Records:
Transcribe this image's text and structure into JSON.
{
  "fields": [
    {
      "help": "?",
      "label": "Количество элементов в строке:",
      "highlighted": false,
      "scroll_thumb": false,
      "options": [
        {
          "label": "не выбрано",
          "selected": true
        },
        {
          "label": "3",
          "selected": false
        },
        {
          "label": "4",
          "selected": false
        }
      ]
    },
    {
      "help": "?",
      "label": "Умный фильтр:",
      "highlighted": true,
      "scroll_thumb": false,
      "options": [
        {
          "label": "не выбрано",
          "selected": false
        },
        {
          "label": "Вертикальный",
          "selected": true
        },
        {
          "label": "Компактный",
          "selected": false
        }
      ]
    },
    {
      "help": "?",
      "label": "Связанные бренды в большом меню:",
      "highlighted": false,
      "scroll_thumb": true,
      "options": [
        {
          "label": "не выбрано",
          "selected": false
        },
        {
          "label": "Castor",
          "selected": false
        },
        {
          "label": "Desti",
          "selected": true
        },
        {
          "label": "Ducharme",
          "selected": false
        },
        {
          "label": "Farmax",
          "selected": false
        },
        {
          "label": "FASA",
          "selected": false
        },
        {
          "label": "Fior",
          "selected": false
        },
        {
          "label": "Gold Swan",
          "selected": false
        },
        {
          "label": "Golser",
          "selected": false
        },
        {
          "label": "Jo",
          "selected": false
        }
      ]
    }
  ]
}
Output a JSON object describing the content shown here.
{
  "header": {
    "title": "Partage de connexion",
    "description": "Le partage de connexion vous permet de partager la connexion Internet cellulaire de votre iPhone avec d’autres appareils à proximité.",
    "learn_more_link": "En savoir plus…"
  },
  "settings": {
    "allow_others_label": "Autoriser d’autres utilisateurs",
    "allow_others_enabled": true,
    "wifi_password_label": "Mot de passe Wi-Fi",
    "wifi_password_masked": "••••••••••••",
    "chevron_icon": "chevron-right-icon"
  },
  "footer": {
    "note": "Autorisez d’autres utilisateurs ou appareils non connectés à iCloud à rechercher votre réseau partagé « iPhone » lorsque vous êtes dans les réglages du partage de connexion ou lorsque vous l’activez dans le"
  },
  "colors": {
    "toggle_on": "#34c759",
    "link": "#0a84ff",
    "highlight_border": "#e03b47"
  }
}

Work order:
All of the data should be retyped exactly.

Answer:
Transcribe this image's text and structure into JSON.
{
  "fields": [
    {
      "help": "?",
      "label": "Количество элементов в строке:",
      "highlighted": false,
      "scroll_thumb": false,
      "options": [
        {
          "label": "не выбрано",
          "selected": true
        },
        {
          "label": "3",
          "selected": false
        },
        {
          "label": "4",
          "selected": false
        }
      ]
    },
    {
      "help": "?",
      "label": "Умный фильтр:",
      "highlighted": true,
      "scroll_thumb": false,
      "options": [
        {
          "label": "не выбрано",
          "selected": false
        },
        {
          "label": "Вертикальный",
          "selected": true
        },
        {
          "label": "Компактный",
          "selected": false
        }
      ]
    },
    {
      "help": "?",
      "label": "Связанные бренды в большом меню:",
      "highlighted": false,
      "scroll_thumb": true,
      "options": [
        {
          "label": "не выбрано",
          "selected": false
        },
        {
          "label": "Castor",
          "selected": false
        },
        {
          "label": "Desti",
          "selected": true
        },
        {
          "label": "Ducharme",
          "selected": false
        },
        {
          "label": "Farmax",
          "selected": false
        },
        {
          "label": "FASA",
          "selected": false
        },
        {
          "label": "Fior",
          "selected": false
        },
        {
          "label": "Gold Swan",
          "selected": false
        },
        {
          "label": "Golser",
          "selected": false
        },
        {
          "label": "Jo",
          "selected": false
        }
      ]
    }
  ]
}
Output a JSON object describing the content shown here.
{
  "header": {
    "title": "Partage de connexion",
    "description": "Le partage de connexion vous permet de partager la connexion Internet cellulaire de votre iPhone avec d’autres appareils à proximité.",
    "learn_more_link": "En savoir plus…"
  },
  "settings": {
    "allow_others_label": "Autoriser d’autres utilisateurs",
    "allow_others_enabled": true,
    "wifi_password_label": "Mot de passe Wi-Fi",
    "wifi_password_masked": "••••••••••••",
    "chevron_icon": "chevron-right-icon"
  },
  "footer": {
    "note": "Autorisez d’autres utilisateurs ou appareils non connectés à iCloud à rechercher votre réseau partagé « iPhone » lorsque vous êtes dans les réglages du partage de connexion ou lorsque vous l’activez dans le"
  },
  "colors": {
    "toggle_on": "#34c759",
    "link": "#0a84ff",
    "highlight_border": "#e03b47"
  }
}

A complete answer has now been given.